The Clock May Be Ticking Down for Old-Line FAs
It could be just a matter of time before clients come to understand, en masse, that financial advisors cost too much, writes Wall Street Journal Sunday columnist Jonathan Clements. That’s especially true of traditional advisors who hang their hats primarily on investment acumen.
Clements sees similarities between index funds and robo or online advisors in challenging an existing order. “During the 10 years through year-end 2014, index funds have grown to 35% of stock-fund assets from 18%, according to Chicago investment researchers Morningstar,” he writes. And, he adds, this shift has saved investors “a bundle in fees” — even those who still use advisors.
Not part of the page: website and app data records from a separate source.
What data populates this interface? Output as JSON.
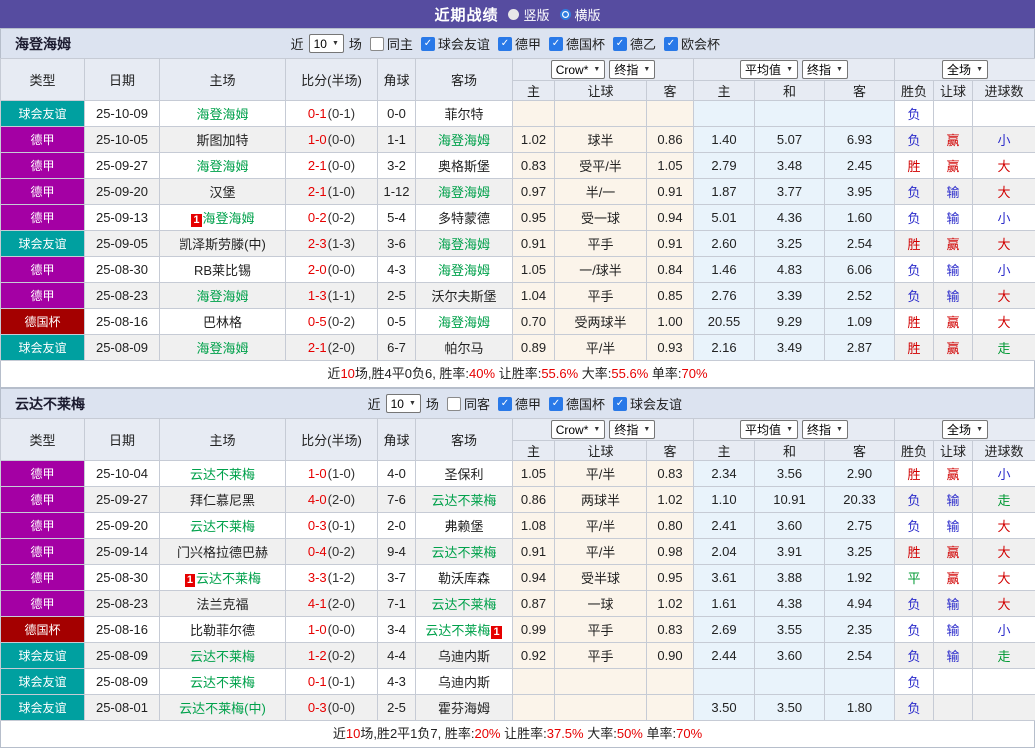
{
  "title_bar": {
    "title": "近期战绩",
    "options": [
      {
        "label": "竖版",
        "selected": false
      },
      {
        "label": "横版",
        "selected": true
      }
    ]
  },
  "columns": {
    "widths": [
      84,
      75,
      126,
      92,
      38,
      97,
      42,
      92,
      47,
      61,
      70,
      70,
      39,
      39,
      63
    ]
  },
  "header": {
    "main": [
      "类型",
      "日期",
      "主场",
      "比分(半场)",
      "角球",
      "客场"
    ],
    "sub": [
      "主",
      "让球",
      "客",
      "主",
      "和",
      "客",
      "胜负",
      "让球",
      "进球数"
    ],
    "selects": {
      "company": "Crow*",
      "final": "终指",
      "average": "平均值",
      "full": "全场"
    }
  },
  "filters_labels": {
    "near": "近",
    "unit": "场"
  },
  "colors": {
    "accent": "#564CA0",
    "section_header_bg": "#DCE3F0",
    "type": {
      "球会友谊": "#00A0A0",
      "德甲": "#A400A4",
      "德国杯": "#A40000"
    },
    "result": {
      "胜": "#D10000",
      "负": "#2B2BCB",
      "平": "#009933",
      "赢": "#D10000",
      "输": "#2B2BCB",
      "大": "#D10000",
      "小": "#2B2BCB",
      "走": "#009933"
    },
    "self_team": "#00A14B",
    "score": "#E60000",
    "badge_bg": "#E60000"
  },
  "sections": [
    {
      "team": "海登海姆",
      "filters": {
        "rounds": "10",
        "same": {
          "label": "同主",
          "checked": false
        },
        "leagues": [
          {
            "label": "球会友谊",
            "checked": true
          },
          {
            "label": "德甲",
            "checked": true
          },
          {
            "label": "德国杯",
            "checked": true
          },
          {
            "label": "德乙",
            "checked": true
          },
          {
            "label": "欧会杯",
            "checked": true
          }
        ]
      },
      "rows": [
        {
          "type": "球会友谊",
          "date": "25-10-09",
          "home": "海登海姆",
          "home_self": true,
          "home_badge": "",
          "score": "0-1",
          "half": "(0-1)",
          "corner": "0-0",
          "away": "菲尔特",
          "away_self": false,
          "away_badge": "",
          "odds": [
            "",
            "",
            ""
          ],
          "avg": [
            "",
            "",
            ""
          ],
          "results": [
            "负",
            "",
            ""
          ]
        },
        {
          "type": "德甲",
          "date": "25-10-05",
          "home": "斯图加特",
          "home_self": false,
          "home_badge": "",
          "score": "1-0",
          "half": "(0-0)",
          "corner": "1-1",
          "away": "海登海姆",
          "away_self": true,
          "away_badge": "",
          "odds": [
            "1.02",
            "球半",
            "0.86"
          ],
          "avg": [
            "1.40",
            "5.07",
            "6.93"
          ],
          "results": [
            "负",
            "赢",
            "小"
          ]
        },
        {
          "type": "德甲",
          "date": "25-09-27",
          "home": "海登海姆",
          "home_self": true,
          "home_badge": "",
          "score": "2-1",
          "half": "(0-0)",
          "corner": "3-2",
          "away": "奥格斯堡",
          "away_self": false,
          "away_badge": "",
          "odds": [
            "0.83",
            "受平/半",
            "1.05"
          ],
          "avg": [
            "2.79",
            "3.48",
            "2.45"
          ],
          "results": [
            "胜",
            "赢",
            "大"
          ]
        },
        {
          "type": "德甲",
          "date": "25-09-20",
          "home": "汉堡",
          "home_self": false,
          "home_badge": "",
          "score": "2-1",
          "half": "(1-0)",
          "corner": "1-12",
          "away": "海登海姆",
          "away_self": true,
          "away_badge": "",
          "odds": [
            "0.97",
            "半/一",
            "0.91"
          ],
          "avg": [
            "1.87",
            "3.77",
            "3.95"
          ],
          "results": [
            "负",
            "输",
            "大"
          ]
        },
        {
          "type": "德甲",
          "date": "25-09-13",
          "home": "海登海姆",
          "home_self": true,
          "home_badge": "1",
          "score": "0-2",
          "half": "(0-2)",
          "corner": "5-4",
          "away": "多特蒙德",
          "away_self": false,
          "away_badge": "",
          "odds": [
            "0.95",
            "受一球",
            "0.94"
          ],
          "avg": [
            "5.01",
            "4.36",
            "1.60"
          ],
          "results": [
            "负",
            "输",
            "小"
          ]
        },
        {
          "type": "球会友谊",
          "date": "25-09-05",
          "home": "凯泽斯劳滕(中)",
          "home_self": false,
          "home_badge": "",
          "score": "2-3",
          "half": "(1-3)",
          "corner": "3-6",
          "away": "海登海姆",
          "away_self": true,
          "away_badge": "",
          "odds": [
            "0.91",
            "平手",
            "0.91"
          ],
          "avg": [
            "2.60",
            "3.25",
            "2.54"
          ],
          "results": [
            "胜",
            "赢",
            "大"
          ]
        },
        {
          "type": "德甲",
          "date": "25-08-30",
          "home": "RB莱比锡",
          "home_self": false,
          "home_badge": "",
          "score": "2-0",
          "half": "(0-0)",
          "corner": "4-3",
          "away": "海登海姆",
          "away_self": true,
          "away_badge": "",
          "odds": [
            "1.05",
            "一/球半",
            "0.84"
          ],
          "avg": [
            "1.46",
            "4.83",
            "6.06"
          ],
          "results": [
            "负",
            "输",
            "小"
          ]
        },
        {
          "type": "德甲",
          "date": "25-08-23",
          "home": "海登海姆",
          "home_self": true,
          "home_badge": "",
          "score": "1-3",
          "half": "(1-1)",
          "corner": "2-5",
          "away": "沃尔夫斯堡",
          "away_self": false,
          "away_badge": "",
          "odds": [
            "1.04",
            "平手",
            "0.85"
          ],
          "avg": [
            "2.76",
            "3.39",
            "2.52"
          ],
          "results": [
            "负",
            "输",
            "大"
          ]
        },
        {
          "type": "德国杯",
          "date": "25-08-16",
          "home": "巴林格",
          "home_self": false,
          "home_badge": "",
          "score": "0-5",
          "half": "(0-2)",
          "corner": "0-5",
          "away": "海登海姆",
          "away_self": true,
          "away_badge": "",
          "odds": [
            "0.70",
            "受两球半",
            "1.00"
          ],
          "avg": [
            "20.55",
            "9.29",
            "1.09"
          ],
          "results": [
            "胜",
            "赢",
            "大"
          ]
        },
        {
          "type": "球会友谊",
          "date": "25-08-09",
          "home": "海登海姆",
          "home_self": true,
          "home_badge": "",
          "score": "2-1",
          "half": "(2-0)",
          "corner": "6-7",
          "away": "帕尔马",
          "away_self": false,
          "away_badge": "",
          "odds": [
            "0.89",
            "平/半",
            "0.93"
          ],
          "avg": [
            "2.16",
            "3.49",
            "2.87"
          ],
          "results": [
            "胜",
            "赢",
            "走"
          ]
        }
      ],
      "summary": [
        {
          "t": "近"
        },
        {
          "t": "10",
          "red": true
        },
        {
          "t": "场,胜4平0负6, 胜率:"
        },
        {
          "t": "40%",
          "red": true
        },
        {
          "t": " 让胜率:"
        },
        {
          "t": "55.6%",
          "red": true
        },
        {
          "t": " 大率:"
        },
        {
          "t": "55.6%",
          "red": true
        },
        {
          "t": " 单率:"
        },
        {
          "t": "70%",
          "red": true
        }
      ]
    },
    {
      "team": "云达不莱梅",
      "filters": {
        "rounds": "10",
        "same": {
          "label": "同客",
          "checked": false
        },
        "leagues": [
          {
            "label": "德甲",
            "checked": true
          },
          {
            "label": "德国杯",
            "checked": true
          },
          {
            "label": "球会友谊",
            "checked": true
          }
        ]
      },
      "rows": [
        {
          "type": "德甲",
          "date": "25-10-04",
          "home": "云达不莱梅",
          "home_self": true,
          "home_badge": "",
          "score": "1-0",
          "half": "(1-0)",
          "corner": "4-0",
          "away": "圣保利",
          "away_self": false,
          "away_badge": "",
          "odds": [
            "1.05",
            "平/半",
            "0.83"
          ],
          "avg": [
            "2.34",
            "3.56",
            "2.90"
          ],
          "results": [
            "胜",
            "赢",
            "小"
          ]
        },
        {
          "type": "德甲",
          "date": "25-09-27",
          "home": "拜仁慕尼黑",
          "home_self": false,
          "home_badge": "",
          "score": "4-0",
          "half": "(2-0)",
          "corner": "7-6",
          "away": "云达不莱梅",
          "away_self": true,
          "away_badge": "",
          "odds": [
            "0.86",
            "两球半",
            "1.02"
          ],
          "avg": [
            "1.10",
            "10.91",
            "20.33"
          ],
          "results": [
            "负",
            "输",
            "走"
          ]
        },
        {
          "type": "德甲",
          "date": "25-09-20",
          "home": "云达不莱梅",
          "home_self": true,
          "home_badge": "",
          "score": "0-3",
          "half": "(0-1)",
          "corner": "2-0",
          "away": "弗赖堡",
          "away_self": false,
          "away_badge": "",
          "odds": [
            "1.08",
            "平/半",
            "0.80"
          ],
          "avg": [
            "2.41",
            "3.60",
            "2.75"
          ],
          "results": [
            "负",
            "输",
            "大"
          ]
        },
        {
          "type": "德甲",
          "date": "25-09-14",
          "home": "门兴格拉德巴赫",
          "home_self": false,
          "home_badge": "",
          "score": "0-4",
          "half": "(0-2)",
          "corner": "9-4",
          "away": "云达不莱梅",
          "away_self": true,
          "away_badge": "",
          "odds": [
            "0.91",
            "平/半",
            "0.98"
          ],
          "avg": [
            "2.04",
            "3.91",
            "3.25"
          ],
          "results": [
            "胜",
            "赢",
            "大"
          ]
        },
        {
          "type": "德甲",
          "date": "25-08-30",
          "home": "云达不莱梅",
          "home_self": true,
          "home_badge": "1",
          "score": "3-3",
          "half": "(1-2)",
          "corner": "3-7",
          "away": "勒沃库森",
          "away_self": false,
          "away_badge": "",
          "odds": [
            "0.94",
            "受半球",
            "0.95"
          ],
          "avg": [
            "3.61",
            "3.88",
            "1.92"
          ],
          "results": [
            "平",
            "赢",
            "大"
          ]
        },
        {
          "type": "德甲",
          "date": "25-08-23",
          "home": "法兰克福",
          "home_self": false,
          "home_badge": "",
          "score": "4-1",
          "half": "(2-0)",
          "corner": "7-1",
          "away": "云达不莱梅",
          "away_self": true,
          "away_badge": "",
          "odds": [
            "0.87",
            "一球",
            "1.02"
          ],
          "avg": [
            "1.61",
            "4.38",
            "4.94"
          ],
          "results": [
            "负",
            "输",
            "大"
          ]
        },
        {
          "type": "德国杯",
          "date": "25-08-16",
          "home": "比勒菲尔德",
          "home_self": false,
          "home_badge": "",
          "score": "1-0",
          "half": "(0-0)",
          "corner": "3-4",
          "away": "云达不莱梅",
          "away_self": true,
          "away_badge": "1",
          "odds": [
            "0.99",
            "平手",
            "0.83"
          ],
          "avg": [
            "2.69",
            "3.55",
            "2.35"
          ],
          "results": [
            "负",
            "输",
            "小"
          ]
        },
        {
          "type": "球会友谊",
          "date": "25-08-09",
          "home": "云达不莱梅",
          "home_self": true,
          "home_badge": "",
          "score": "1-2",
          "half": "(0-2)",
          "corner": "4-4",
          "away": "乌迪内斯",
          "away_self": false,
          "away_badge": "",
          "odds": [
            "0.92",
            "平手",
            "0.90"
          ],
          "avg": [
            "2.44",
            "3.60",
            "2.54"
          ],
          "results": [
            "负",
            "输",
            "走"
          ]
        },
        {
          "type": "球会友谊",
          "date": "25-08-09",
          "home": "云达不莱梅",
          "home_self": true,
          "home_badge": "",
          "score": "0-1",
          "half": "(0-1)",
          "corner": "4-3",
          "away": "乌迪内斯",
          "away_self": false,
          "away_badge": "",
          "odds": [
            "",
            "",
            ""
          ],
          "avg": [
            "",
            "",
            ""
          ],
          "results": [
            "负",
            "",
            ""
          ]
        },
        {
          "type": "球会友谊",
          "date": "25-08-01",
          "home": "云达不莱梅(中)",
          "home_self": true,
          "home_badge": "",
          "score": "0-3",
          "half": "(0-0)",
          "corner": "2-5",
          "away": "霍芬海姆",
          "away_self": false,
          "away_badge": "",
          "odds": [
            "",
            "",
            ""
          ],
          "avg": [
            "3.50",
            "3.50",
            "1.80"
          ],
          "results": [
            "负",
            "",
            ""
          ]
        }
      ],
      "summary": [
        {
          "t": "近"
        },
        {
          "t": "10",
          "red": true
        },
        {
          "t": "场,胜2平1负7, 胜率:"
        },
        {
          "t": "20%",
          "red": true
        },
        {
          "t": " 让胜率:"
        },
        {
          "t": "37.5%",
          "red": true
        },
        {
          "t": " 大率:"
        },
        {
          "t": "50%",
          "red": true
        },
        {
          "t": " 单率:"
        },
        {
          "t": "70%",
          "red": true
        }
      ]
    }
  ]
}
Old-school clients “might have paid 1% a year to their advisor and 1% for the actively managed funds that the advisor recommended, for a total of 2%,” says Clements. “Today, these same clients might still pay 1% to their advisor, but now they own index funds that charge 0.2%, so their total cost has dropped from 2% to 1.2%, a 40% decline.”
To be sure, these and other index-fund users are giving up on the chance to beat the market. But it’s an increasingly popular view that the odds aren’t worth the expense.
In all, saving clients money on fees sounds like a formula for FA success — especially when it doesn’t dig into their cut. “Advisors have managed to cut their clients’ costs without cutting their own fees,” Clements writes. However, the advent of robos like Betterment, SigFig and Wealthfront means “the standard 1% fee is now under pressure.” Indeed, says Clements, these players “typically charge 0.25% a year” — and less for big accounts.
How far robos succeed in overturning the status quo will depend on their ability to attract millionaires, as opposed to Web-smart young professionals and penny-pinching oldsters who count as mass affluent. In other words, they have to convince a lot of rich people that all-in fees of 0.5% or so make it worthwhile to give up on customization, coaching and hand-holding in hard times.
It will be a much harder fight, says Clements, if traditionalists respond to the online upstarts by augmenting portfolio-focused service with “detailed advice on estate planning and tax issues as well as full-blown financial plans.”